You don't need to use the IF function in a SUMPRODUCT function, it is enough to use a logical expression. For example, the array formula above in cell B12 counts all cells in C3:C9 that are above 5 using an IF function.

=SUMPRODUCT(IF(C3:C9>5,1,0))

The first argument in the IF function is a logical expression, use that in your SUMPRODUCT formula. The formula in B13 does the same thing as in B12.

=SUMPRODUCT((C3:C9>5)*1)

You need to tell Excel the order of calculation, in other words, make sure you calculate C3:C9>5 before you multiply by 1. To do that use parentheses.

(C3:C9>5)*1

The larger than comparison operator compares each value in C3:C9 if larger than 5. It returns an array the same size as C3:C9 containing boolean values, TRUE or FALSE.

{FALSE; FALSE; TRUE; FALSE; TRUE; FALSE; FALSE}*1

The picture above shows the array in column D, value 7 and 8 are larger than 5.

The SUMPRODUCT function can't sum boolean values so multiply (using the asterisk *) the logical expression by 1 to convert the boolean values (TRUE and FALSE) to numbers (1 or 0).

{0;0;1;0;1;0;0}

The asterisk also has another advantage, you can enter the SUMPRODUCT formula as a regular formula.

Combine SUMPRODUCT and IF

The picture above demonstrates an IF function that checks if a condition is met and if TRUE returns a value in a corresponding cell.

There is no need for the IF function in the above example, simply use the logical expression and multiply with the values you want to use, demonstrated in cell B13.

B3:B9="A" returns {TRUE;FALSE;TRUE;FALSE;TRUE;FALSE;FALSE} displayed in column A in image above.

(B3:B9="A")*C3:C9 returns this array: {2;0;7;0;8;0;0} shown in column A.

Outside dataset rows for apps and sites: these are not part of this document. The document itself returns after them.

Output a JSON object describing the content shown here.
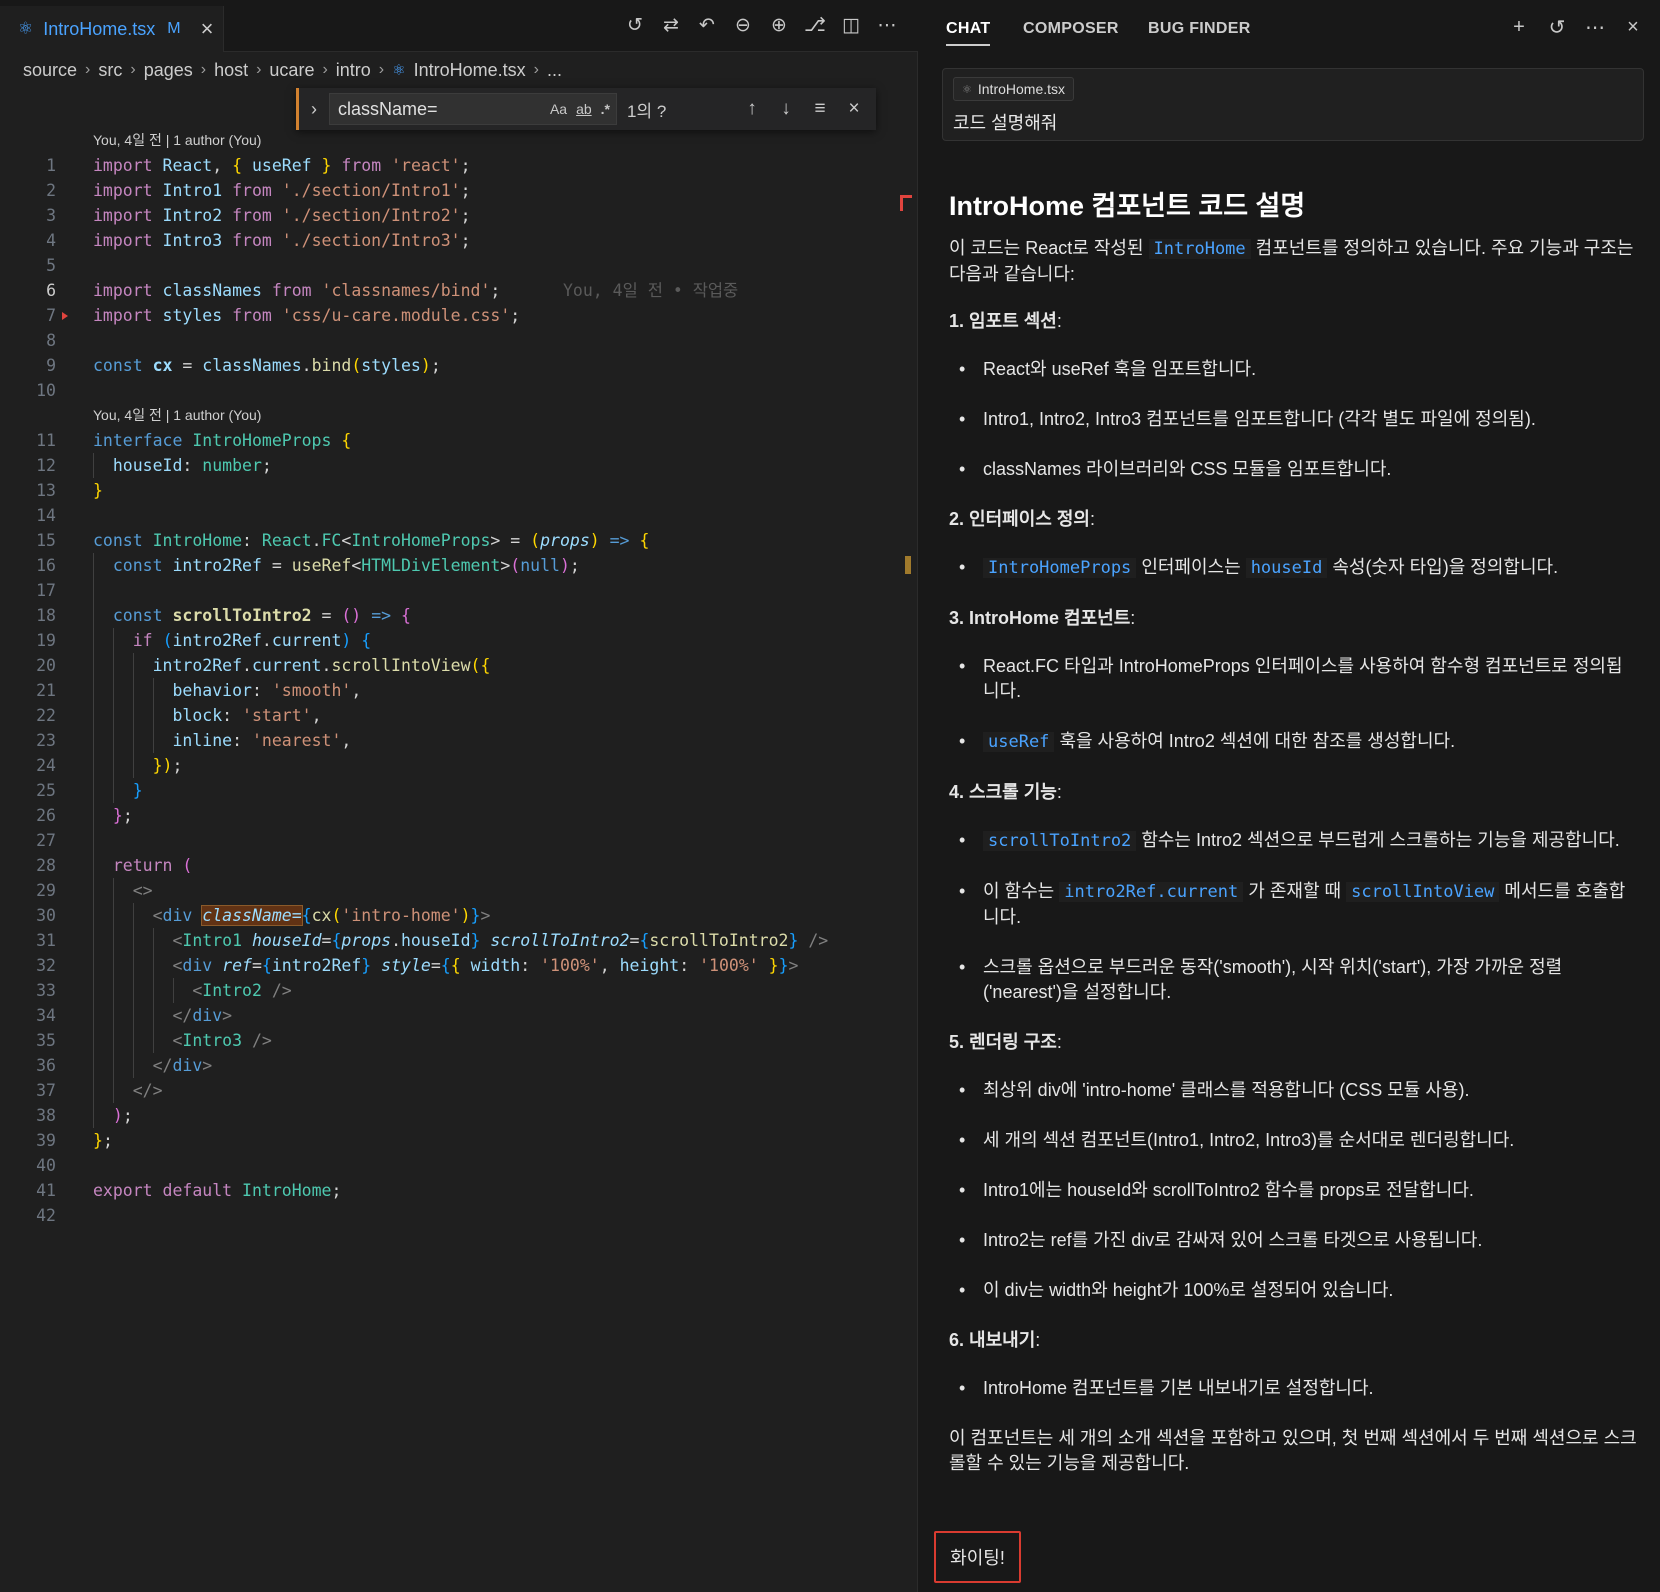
{
  "editor": {
    "tab": {
      "name": "IntroHome.tsx",
      "modified": "M"
    },
    "breadcrumb": [
      "source",
      "src",
      "pages",
      "host",
      "ucare",
      "intro",
      "IntroHome.tsx",
      "..."
    ],
    "find": {
      "query": "className=",
      "opt_case": "Aa",
      "opt_word": "ab",
      "opt_regex": ".*",
      "count": "1의 ?"
    },
    "blame_1": "You, 4일 전 | 1 author (You)",
    "blame_2": "You, 4일 전 | 1 author (You)",
    "inline_blame": "You, 4일 전 • 작업중",
    "line_numbers": [
      "1",
      "2",
      "3",
      "4",
      "5",
      "6",
      "7",
      "8",
      "9",
      "10",
      "11",
      "12",
      "13",
      "14",
      "15",
      "16",
      "17",
      "18",
      "19",
      "20",
      "21",
      "22",
      "23",
      "24",
      "25",
      "26",
      "27",
      "28",
      "29",
      "30",
      "31",
      "32",
      "33",
      "34",
      "35",
      "36",
      "37",
      "38",
      "39",
      "40",
      "41",
      "42"
    ]
  },
  "chat": {
    "tabs": [
      "CHAT",
      "COMPOSER",
      "BUG FINDER"
    ],
    "prompt": {
      "file_chip": "IntroHome.tsx",
      "text": "코드 설명해줘"
    },
    "answer": {
      "title": "IntroHome 컴포넌트 코드 설명",
      "intro_a": "이 코드는 React로 작성된",
      "intro_code": "IntroHome",
      "intro_b": "컴포넌트를 정의하고 있습니다. 주요 기능과 구조는 다음과 같습니다:",
      "s1_num": "1.",
      "s1_title": "임포트 섹션",
      "s1_colon": ":",
      "s1_items": [
        "React와 useRef 훅을 임포트합니다.",
        "Intro1, Intro2, Intro3 컴포넌트를 임포트합니다 (각각 별도 파일에 정의됨).",
        "classNames 라이브러리와 CSS 모듈을 임포트합니다."
      ],
      "s2_num": "2.",
      "s2_title": "인터페이스 정의",
      "s2_colon": ":",
      "s2_code1": "IntroHomeProps",
      "s2_text1": "인터페이스는",
      "s2_code2": "houseId",
      "s2_text2": "속성(숫자 타입)을 정의합니다.",
      "s3_num": "3.",
      "s3_title": "IntroHome 컴포넌트",
      "s3_colon": ":",
      "s3_item1": "React.FC 타입과 IntroHomeProps 인터페이스를 사용하여 함수형 컴포넌트로 정의됩니다.",
      "s3_code2": "useRef",
      "s3_text2": "훅을 사용하여 Intro2 섹션에 대한 참조를 생성합니다.",
      "s4_num": "4.",
      "s4_title": "스크롤 기능",
      "s4_colon": ":",
      "s4_code1": "scrollToIntro2",
      "s4_text1": "함수는 Intro2 섹션으로 부드럽게 스크롤하는 기능을 제공합니다.",
      "s4_text2a": "이 함수는",
      "s4_code2a": "intro2Ref.current",
      "s4_text2b": "가 존재할 때",
      "s4_code2b": "scrollIntoView",
      "s4_text2c": "메서드를 호출합니다.",
      "s4_item3": "스크롤 옵션으로 부드러운 동작('smooth'), 시작 위치('start'), 가장 가까운 정렬('nearest')을 설정합니다.",
      "s5_num": "5.",
      "s5_title": "렌더링 구조",
      "s5_colon": ":",
      "s5_items": [
        "최상위 div에 'intro-home' 클래스를 적용합니다 (CSS 모듈 사용).",
        "세 개의 섹션 컴포넌트(Intro1, Intro2, Intro3)를 순서대로 렌더링합니다.",
        "Intro1에는 houseId와 scrollToIntro2 함수를 props로 전달합니다.",
        "Intro2는 ref를 가진 div로 감싸져 있어 스크롤 타겟으로 사용됩니다.",
        "이 div는 width와 height가 100%로 설정되어 있습니다."
      ],
      "s6_num": "6.",
      "s6_title": "내보내기",
      "s6_colon": ":",
      "s6_items": [
        "IntroHome 컴포넌트를 기본 내보내기로 설정합니다."
      ],
      "summary": "이 컴포넌트는 세 개의 소개 섹션을 포함하고 있으며, 첫 번째 섹션에서 두 번째 섹션으로 스크롤할 수 있는 기능을 제공합니다.",
      "closing": "화이팅!"
    }
  },
  "colors": {
    "accent": "#4aa3ff",
    "highlight_border": "#d93b30",
    "find_border": "#d1812f"
  }
}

Lastly, the SUMPRODUCT function sums all the numbers in the array returning 17 in cell B12.

2 + 7 + 8 = 17.

Download excel *.xlsx file

SUMPRODUCT - IF function.xlsx